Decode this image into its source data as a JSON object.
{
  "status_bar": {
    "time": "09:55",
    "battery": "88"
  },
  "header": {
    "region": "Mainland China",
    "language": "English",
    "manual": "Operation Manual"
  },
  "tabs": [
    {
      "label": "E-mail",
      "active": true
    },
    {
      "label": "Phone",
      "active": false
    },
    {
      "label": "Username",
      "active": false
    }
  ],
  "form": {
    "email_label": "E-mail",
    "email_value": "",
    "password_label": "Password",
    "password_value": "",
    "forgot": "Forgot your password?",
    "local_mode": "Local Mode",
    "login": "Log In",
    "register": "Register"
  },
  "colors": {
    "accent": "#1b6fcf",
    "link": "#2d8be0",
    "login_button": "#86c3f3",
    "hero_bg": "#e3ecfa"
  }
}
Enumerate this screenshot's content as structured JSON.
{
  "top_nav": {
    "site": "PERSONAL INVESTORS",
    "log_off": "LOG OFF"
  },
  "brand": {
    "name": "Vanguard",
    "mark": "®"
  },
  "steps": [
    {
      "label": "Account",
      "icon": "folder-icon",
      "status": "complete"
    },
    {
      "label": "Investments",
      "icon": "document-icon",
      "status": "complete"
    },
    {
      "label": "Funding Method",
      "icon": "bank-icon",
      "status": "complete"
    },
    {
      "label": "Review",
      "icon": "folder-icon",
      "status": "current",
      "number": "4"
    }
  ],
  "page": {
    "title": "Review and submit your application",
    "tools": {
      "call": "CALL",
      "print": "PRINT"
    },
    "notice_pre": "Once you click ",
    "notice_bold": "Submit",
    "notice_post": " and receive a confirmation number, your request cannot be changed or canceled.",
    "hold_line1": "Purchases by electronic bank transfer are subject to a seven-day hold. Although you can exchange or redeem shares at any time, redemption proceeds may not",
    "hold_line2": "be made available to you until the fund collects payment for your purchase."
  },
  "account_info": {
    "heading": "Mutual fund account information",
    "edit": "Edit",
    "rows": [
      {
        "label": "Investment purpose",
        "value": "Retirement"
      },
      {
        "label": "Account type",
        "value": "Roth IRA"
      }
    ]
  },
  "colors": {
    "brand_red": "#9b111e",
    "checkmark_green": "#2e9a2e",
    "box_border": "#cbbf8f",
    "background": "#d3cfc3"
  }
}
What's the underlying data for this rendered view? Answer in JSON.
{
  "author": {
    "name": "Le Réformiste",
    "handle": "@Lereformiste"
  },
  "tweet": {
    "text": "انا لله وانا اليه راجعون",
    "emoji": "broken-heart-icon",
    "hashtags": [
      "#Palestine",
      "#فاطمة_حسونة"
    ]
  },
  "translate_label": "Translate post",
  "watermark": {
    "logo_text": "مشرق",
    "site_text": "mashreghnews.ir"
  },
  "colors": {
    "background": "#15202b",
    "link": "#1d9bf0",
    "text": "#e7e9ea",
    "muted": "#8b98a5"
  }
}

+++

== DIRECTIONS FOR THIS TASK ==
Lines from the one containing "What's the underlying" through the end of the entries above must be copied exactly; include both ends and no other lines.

== RESULT BELOW ==
What's the underlying data for this rendered view? Answer in JSON.
{
  "author": {
    "name": "Le Réformiste",
    "handle": "@Lereformiste"
  },
  "tweet": {
    "text": "انا لله وانا اليه راجعون",
    "emoji": "broken-heart-icon",
    "hashtags": [
      "#Palestine",
      "#فاطمة_حسونة"
    ]
  },
  "translate_label": "Translate post",
  "watermark": {
    "logo_text": "مشرق",
    "site_text": "mashreghnews.ir"
  },
  "colors": {
    "background": "#15202b",
    "link": "#1d9bf0",
    "text": "#e7e9ea",
    "muted": "#8b98a5"
  }
}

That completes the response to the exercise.